- Designate one day a week as “cooking day.” Get the children to help you make healthy snacks for the week.
- Teach the children about reusing old items as craft projects. Make milk carton bird houses, pinecone bird feeders, or aluminum can pinwheels.
- Make a Play-Doh volcano, complete with baking soda and vinegar. Teach them about science and have fun at the same time.
- If there are multiple children with varied interests, consider using themes to incorporate everyone’s age and skill level.
- Have the children select a favorite book and put on a play of the book. Kids love playing pretend and dress-up. Let them be creative!
- If you are with children who are older, show interest in the things they do. If they like sports, play with them. If they like arts and crafts, make a point to do projects.
- Try create-your-own storytime. Start telling a story and have the children pick up from where you left off.
- Go “camping” inside.
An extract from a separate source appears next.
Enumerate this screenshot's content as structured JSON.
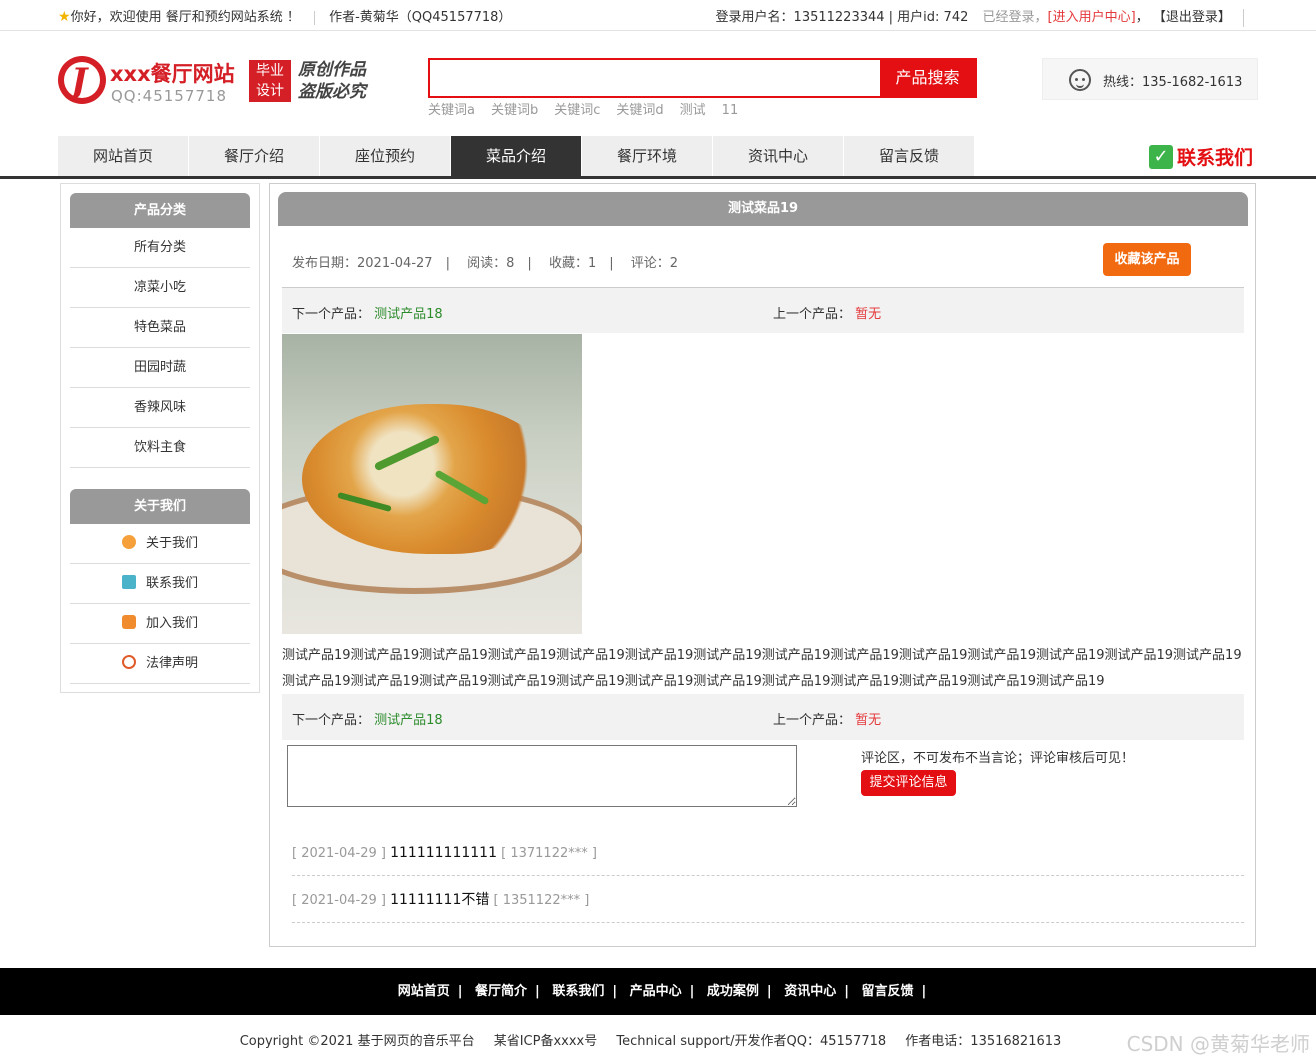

Use blankets and chairs to create a tent and use a flashlight as a campfire.
- Have a picnic. You can do this inside or outside. Just lay out a blanket and serve up some healthy, tasty snacks. Kids love anything that deviates from a normal situation (eating at the table).
- For young children, try memory games. Purchase or make sets of matching cards (keep pictures and colors simple), and have the children make pairs based on similarities.
- Playspace explorer. Use an old cardboard box and have the children decorate their “spaceship.” Set up a hallway with “space obstacles”, such as other boxes or toys. Let them push each other on the ship and see who can avoid the most obstacles. Whoever avoids the most wins a small prize.
- Mutual respect is essential. If you give your employer respect, you’re more likely to get it in return.
- Belonging to a local nanny support group or organization can help you connect with other nannies who understand the work you do.
- Be sure to get out! Since nannies work alone, working as a nanny can be isolating. Be sure to ask the parents if you’re able to attend playgroups and get together with other parents, nannies, and children.
- Keep phone time to a minimum. During working hours, only take and make essential phone calls. The children in your care need your attention.
- Ask your employer about weekly meetings. Having a set time to connect can prevent hurt feelings from building up.
- Be safety-minded in all that you do. Be sure to check for hidden dangers around the home, follow recommended safety practices, ensure proper car seat safety, and choose age-appropriate activities.
- Strive to provide personalized care. All children are different. Work to understand each child’s personality, temperament, interests, and style. Adapt your caregiving style to the child.
- Be willing to give and take. Successful nanny and employer relationships require to give and taking.